** Opening DATASET EXCERPTS block **
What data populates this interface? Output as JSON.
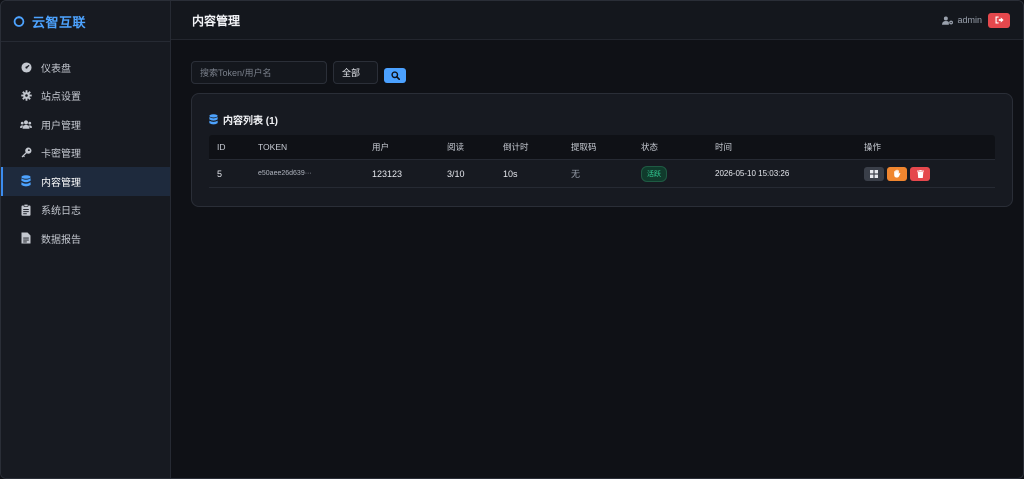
{
  "app": {
    "brand": "云智互联"
  },
  "sidebar": {
    "items": [
      {
        "label": "仪表盘",
        "icon": "dashboard-icon"
      },
      {
        "label": "站点设置",
        "icon": "gear-icon"
      },
      {
        "label": "用户管理",
        "icon": "users-icon"
      },
      {
        "label": "卡密管理",
        "icon": "key-icon"
      },
      {
        "label": "内容管理",
        "icon": "database-icon",
        "active": true
      },
      {
        "label": "系统日志",
        "icon": "clipboard-icon"
      },
      {
        "label": "数据报告",
        "icon": "file-icon"
      }
    ]
  },
  "header": {
    "title": "内容管理",
    "user": "admin"
  },
  "filters": {
    "search_placeholder": "搜索Token/用户名",
    "select_value": "全部"
  },
  "content": {
    "title": "内容列表 (1)",
    "columns": [
      "ID",
      "TOKEN",
      "用户",
      "阅读",
      "倒计时",
      "提取码",
      "状态",
      "时间",
      "操作"
    ],
    "rows": [
      {
        "id": "5",
        "token": "e50aee26d639···",
        "user": "123123",
        "reads": "3/10",
        "countdown": "10s",
        "code": "无",
        "status": "活跃",
        "time": "2026-05-10 15:03:26"
      }
    ]
  },
  "colors": {
    "accent": "#4da3ff",
    "danger": "#e5484d",
    "warning": "#f0862f",
    "success": "#34d399"
  }
}
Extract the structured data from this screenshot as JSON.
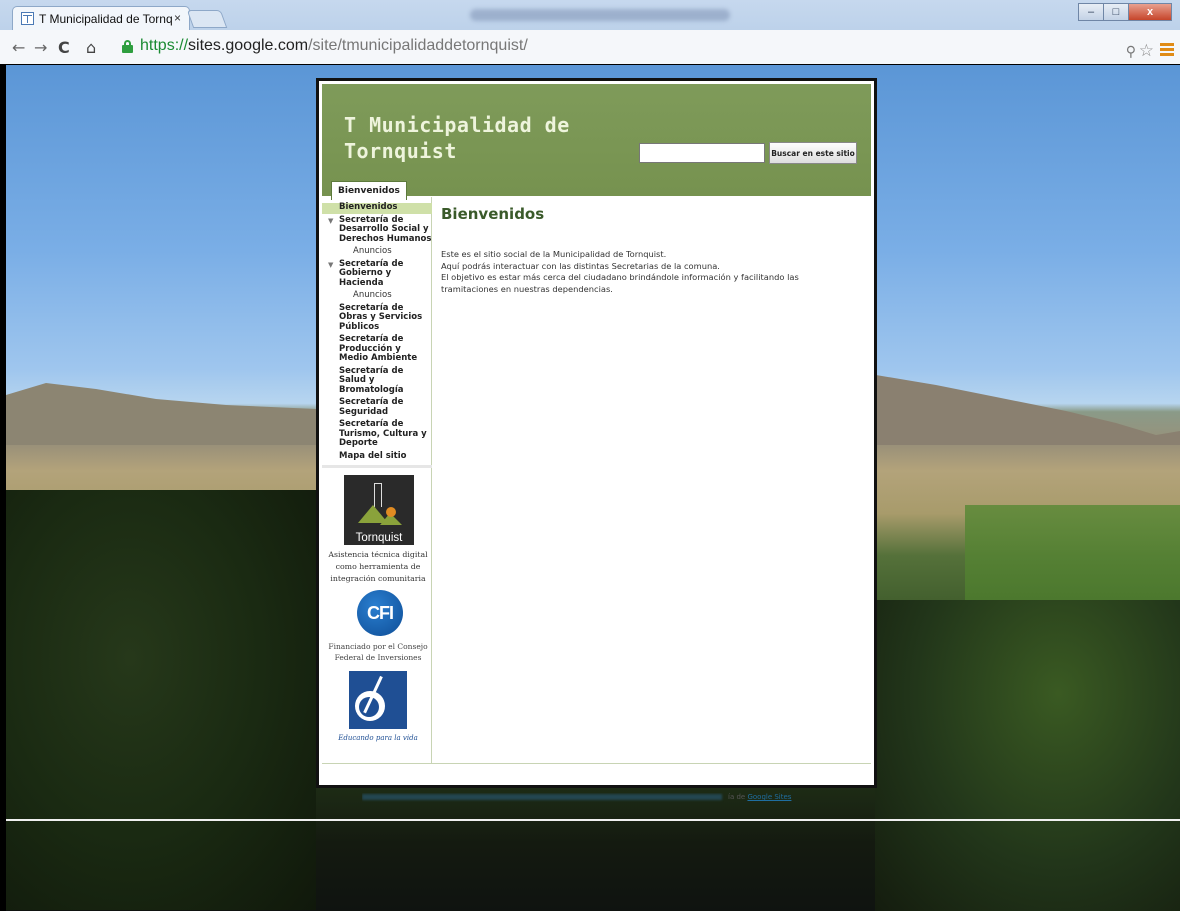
{
  "browser": {
    "tab_title": "T Municipalidad de Tornq",
    "tab_close": "×",
    "url_scheme": "https://",
    "url_host": "sites.google.com",
    "url_path": "/site/tmunicipalidaddetornquist/",
    "window_buttons": [
      "–",
      "□",
      "x"
    ]
  },
  "site": {
    "title_line1": "T Municipalidad de",
    "title_line2": "Tornquist",
    "search_button": "Buscar en este sitio",
    "search_value": "",
    "nav_tab": "Bienvenidos"
  },
  "sidebar": {
    "items": [
      {
        "label": "Bienvenidos",
        "current": true
      },
      {
        "label": "Secretaría de Desarrollo Social y Derechos Humanos",
        "expanded": true
      },
      {
        "label": "Anuncios",
        "sub": true
      },
      {
        "label": "Secretaría de Gobierno y Hacienda",
        "expanded": true
      },
      {
        "label": "Anuncios",
        "sub": true
      },
      {
        "label": "Secretaría de Obras y Servicios Públicos"
      },
      {
        "label": "Secretaría de Producción y Medio Ambiente"
      },
      {
        "label": "Secretaría de Salud y Bromatología"
      },
      {
        "label": "Secretaría de Seguridad"
      },
      {
        "label": "Secretaría de Turismo, Cultura y Deporte"
      },
      {
        "label": "Mapa del sitio"
      }
    ],
    "logo_name": "Tornquist",
    "caption1": "Asistencia técnica digital como herramienta de integración comunitaria",
    "cfi_logo": "CFI",
    "caption2": "Financiado por el Consejo Federal de Inversiones",
    "edu_caption": "Educando para la vida"
  },
  "main": {
    "heading": "Bienvenidos",
    "paragraph_lines": [
      "Este es el sitio social de la Municipalidad de Tornquist.",
      "Aquí podrás interactuar con las distintas Secretarias de la comuna.",
      "El objetivo es estar más cerca del ciudadano brindándole información y facilitando las",
      "tramitaciones en nuestras dependencias."
    ]
  },
  "footer": {
    "powered_by": "ía de",
    "google_link": "Google Sites"
  },
  "colors": {
    "header_green": "#7f9b5a",
    "link_green": "#3a5a2a",
    "nav_highlight": "#cfe0a8"
  }
}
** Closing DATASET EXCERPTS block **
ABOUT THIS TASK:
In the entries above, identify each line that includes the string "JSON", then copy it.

OUTPUT FOR THIS EXERCISE:
What data populates this interface? Output as JSON.
Extract the structured data from this screenshot as JSON.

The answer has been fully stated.